[[ Source data open ]]

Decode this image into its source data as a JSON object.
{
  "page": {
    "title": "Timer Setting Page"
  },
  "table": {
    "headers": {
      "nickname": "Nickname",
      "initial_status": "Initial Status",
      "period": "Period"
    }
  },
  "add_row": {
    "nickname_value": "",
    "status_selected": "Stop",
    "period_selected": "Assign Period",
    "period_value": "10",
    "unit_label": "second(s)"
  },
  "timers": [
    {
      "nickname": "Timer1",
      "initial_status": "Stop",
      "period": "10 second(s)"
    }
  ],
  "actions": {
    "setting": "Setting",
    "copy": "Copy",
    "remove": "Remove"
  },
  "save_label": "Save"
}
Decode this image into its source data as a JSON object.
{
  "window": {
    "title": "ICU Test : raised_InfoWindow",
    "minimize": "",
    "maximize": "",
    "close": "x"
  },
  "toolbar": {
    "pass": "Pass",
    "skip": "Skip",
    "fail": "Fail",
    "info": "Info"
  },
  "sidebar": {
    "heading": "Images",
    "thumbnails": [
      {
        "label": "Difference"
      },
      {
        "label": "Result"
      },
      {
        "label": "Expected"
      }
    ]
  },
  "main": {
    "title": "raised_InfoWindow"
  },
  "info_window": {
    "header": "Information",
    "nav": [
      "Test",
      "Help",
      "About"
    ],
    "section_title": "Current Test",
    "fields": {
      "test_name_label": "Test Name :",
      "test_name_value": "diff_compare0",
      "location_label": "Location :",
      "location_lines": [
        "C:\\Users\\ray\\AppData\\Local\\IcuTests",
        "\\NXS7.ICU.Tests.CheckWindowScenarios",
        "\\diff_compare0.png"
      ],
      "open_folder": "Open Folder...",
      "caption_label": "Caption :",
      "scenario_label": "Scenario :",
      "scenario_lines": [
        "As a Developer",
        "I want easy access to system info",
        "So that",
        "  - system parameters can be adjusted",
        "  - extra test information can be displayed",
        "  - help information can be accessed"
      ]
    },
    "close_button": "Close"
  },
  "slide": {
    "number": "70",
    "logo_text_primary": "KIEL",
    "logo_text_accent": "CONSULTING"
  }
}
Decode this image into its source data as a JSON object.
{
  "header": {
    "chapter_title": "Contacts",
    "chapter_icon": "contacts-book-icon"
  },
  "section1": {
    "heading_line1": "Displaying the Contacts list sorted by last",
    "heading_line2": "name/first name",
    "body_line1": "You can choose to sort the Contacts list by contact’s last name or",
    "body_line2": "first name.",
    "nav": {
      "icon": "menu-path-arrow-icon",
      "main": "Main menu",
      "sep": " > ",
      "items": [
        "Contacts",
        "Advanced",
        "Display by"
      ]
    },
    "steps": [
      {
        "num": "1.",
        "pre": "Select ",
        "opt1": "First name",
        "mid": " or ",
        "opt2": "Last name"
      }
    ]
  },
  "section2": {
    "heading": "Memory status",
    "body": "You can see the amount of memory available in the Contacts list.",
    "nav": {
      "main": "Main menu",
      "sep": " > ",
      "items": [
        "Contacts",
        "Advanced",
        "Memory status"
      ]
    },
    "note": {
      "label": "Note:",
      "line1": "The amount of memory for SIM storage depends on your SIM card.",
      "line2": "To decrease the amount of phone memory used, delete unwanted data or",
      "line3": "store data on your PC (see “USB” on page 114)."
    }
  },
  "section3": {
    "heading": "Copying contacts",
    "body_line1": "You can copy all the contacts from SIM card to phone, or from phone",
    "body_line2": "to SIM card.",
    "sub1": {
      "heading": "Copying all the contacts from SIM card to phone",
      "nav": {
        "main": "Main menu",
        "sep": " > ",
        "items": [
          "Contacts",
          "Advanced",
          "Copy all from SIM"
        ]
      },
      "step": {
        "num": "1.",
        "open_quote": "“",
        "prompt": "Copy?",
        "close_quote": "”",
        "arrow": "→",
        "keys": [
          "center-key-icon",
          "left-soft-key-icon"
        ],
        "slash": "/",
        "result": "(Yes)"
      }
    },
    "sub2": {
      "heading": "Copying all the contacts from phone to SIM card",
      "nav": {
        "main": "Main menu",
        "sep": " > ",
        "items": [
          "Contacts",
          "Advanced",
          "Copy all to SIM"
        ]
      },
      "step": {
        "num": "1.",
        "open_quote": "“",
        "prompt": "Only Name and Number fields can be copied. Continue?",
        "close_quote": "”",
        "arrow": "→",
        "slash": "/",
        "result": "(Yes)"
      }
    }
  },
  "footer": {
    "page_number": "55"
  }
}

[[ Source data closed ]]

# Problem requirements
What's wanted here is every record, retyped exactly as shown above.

# Written solution
Decode this image into its source data as a JSON object.
{
  "page": {
    "title": "Timer Setting Page"
  },
  "table": {
    "headers": {
      "nickname": "Nickname",
      "initial_status": "Initial Status",
      "period": "Period"
    }
  },
  "add_row": {
    "nickname_value": "",
    "status_selected": "Stop",
    "period_selected": "Assign Period",
    "period_value": "10",
    "unit_label": "second(s)"
  },
  "timers": [
    {
      "nickname": "Timer1",
      "initial_status": "Stop",
      "period": "10 second(s)"
    }
  ],
  "actions": {
    "setting": "Setting",
    "copy": "Copy",
    "remove": "Remove"
  },
  "save_label": "Save"
}
Decode this image into its source data as a JSON object.
{
  "window": {
    "title": "ICU Test : raised_InfoWindow",
    "minimize": "",
    "maximize": "",
    "close": "x"
  },
  "toolbar": {
    "pass": "Pass",
    "skip": "Skip",
    "fail": "Fail",
    "info": "Info"
  },
  "sidebar": {
    "heading": "Images",
    "thumbnails": [
      {
        "label": "Difference"
      },
      {
        "label": "Result"
      },
      {
        "label": "Expected"
      }
    ]
  },
  "main": {
    "title": "raised_InfoWindow"
  },
  "info_window": {
    "header": "Information",
    "nav": [
      "Test",
      "Help",
      "About"
    ],
    "section_title": "Current Test",
    "fields": {
      "test_name_label": "Test Name :",
      "test_name_value": "diff_compare0",
      "location_label": "Location :",
      "location_lines": [
        "C:\\Users\\ray\\AppData\\Local\\IcuTests",
        "\\NXS7.ICU.Tests.CheckWindowScenarios",
        "\\diff_compare0.png"
      ],
      "open_folder": "Open Folder...",
      "caption_label": "Caption :",
      "scenario_label": "Scenario :",
      "scenario_lines": [
        "As a Developer",
        "I want easy access to system info",
        "So that",
        "  - system parameters can be adjusted",
        "  - extra test information can be displayed",
        "  - help information can be accessed"
      ]
    },
    "close_button": "Close"
  },
  "slide": {
    "number": "70",
    "logo_text_primary": "KIEL",
    "logo_text_accent": "CONSULTING"
  }
}
Decode this image into its source data as a JSON object.
{
  "header": {
    "chapter_title": "Contacts",
    "chapter_icon": "contacts-book-icon"
  },
  "section1": {
    "heading_line1": "Displaying the Contacts list sorted by last",
    "heading_line2": "name/first name",
    "body_line1": "You can choose to sort the Contacts list by contact’s last name or",
    "body_line2": "first name.",
    "nav": {
      "icon": "menu-path-arrow-icon",
      "main": "Main menu",
      "sep": " > ",
      "items": [
        "Contacts",
        "Advanced",
        "Display by"
      ]
    },
    "steps": [
      {
        "num": "1.",
        "pre": "Select ",
        "opt1": "First name",
        "mid": " or ",
        "opt2": "Last name"
      }
    ]
  },
  "section2": {
    "heading": "Memory status",
    "body": "You can see the amount of memory available in the Contacts list.",
    "nav": {
      "main": "Main menu",
      "sep": " > ",
      "items": [
        "Contacts",
        "Advanced",
        "Memory status"
      ]
    },
    "note": {
      "label": "Note:",
      "line1": "The amount of memory for SIM storage depends on your SIM card.",
      "line2": "To decrease the amount of phone memory used, delete unwanted data or",
      "line3": "store data on your PC (see “USB” on page 114)."
    }
  },
  "section3": {
    "heading": "Copying contacts",
    "body_line1": "You can copy all the contacts from SIM card to phone, or from phone",
    "body_line2": "to SIM card.",
    "sub1": {
      "heading": "Copying all the contacts from SIM card to phone",
      "nav": {
        "main": "Main menu",
        "sep": " > ",
        "items": [
          "Contacts",
          "Advanced",
          "Copy all from SIM"
        ]
      },
      "step": {
        "num": "1.",
        "open_quote": "“",
        "prompt": "Copy?",
        "close_quote": "”",
        "arrow": "→",
        "keys": [
          "center-key-icon",
          "left-soft-key-icon"
        ],
        "slash": "/",
        "result": "(Yes)"
      }
    },
    "sub2": {
      "heading": "Copying all the contacts from phone to SIM card",
      "nav": {
        "main": "Main menu",
        "sep": " > ",
        "items": [
          "Contacts",
          "Advanced",
          "Copy all to SIM"
        ]
      },
      "step": {
        "num": "1.",
        "open_quote": "“",
        "prompt": "Only Name and Number fields can be copied. Continue?",
        "close_quote": "”",
        "arrow": "→",
        "slash": "/",
        "result": "(Yes)"
      }
    }
  },
  "footer": {
    "page_number": "55"
  }
}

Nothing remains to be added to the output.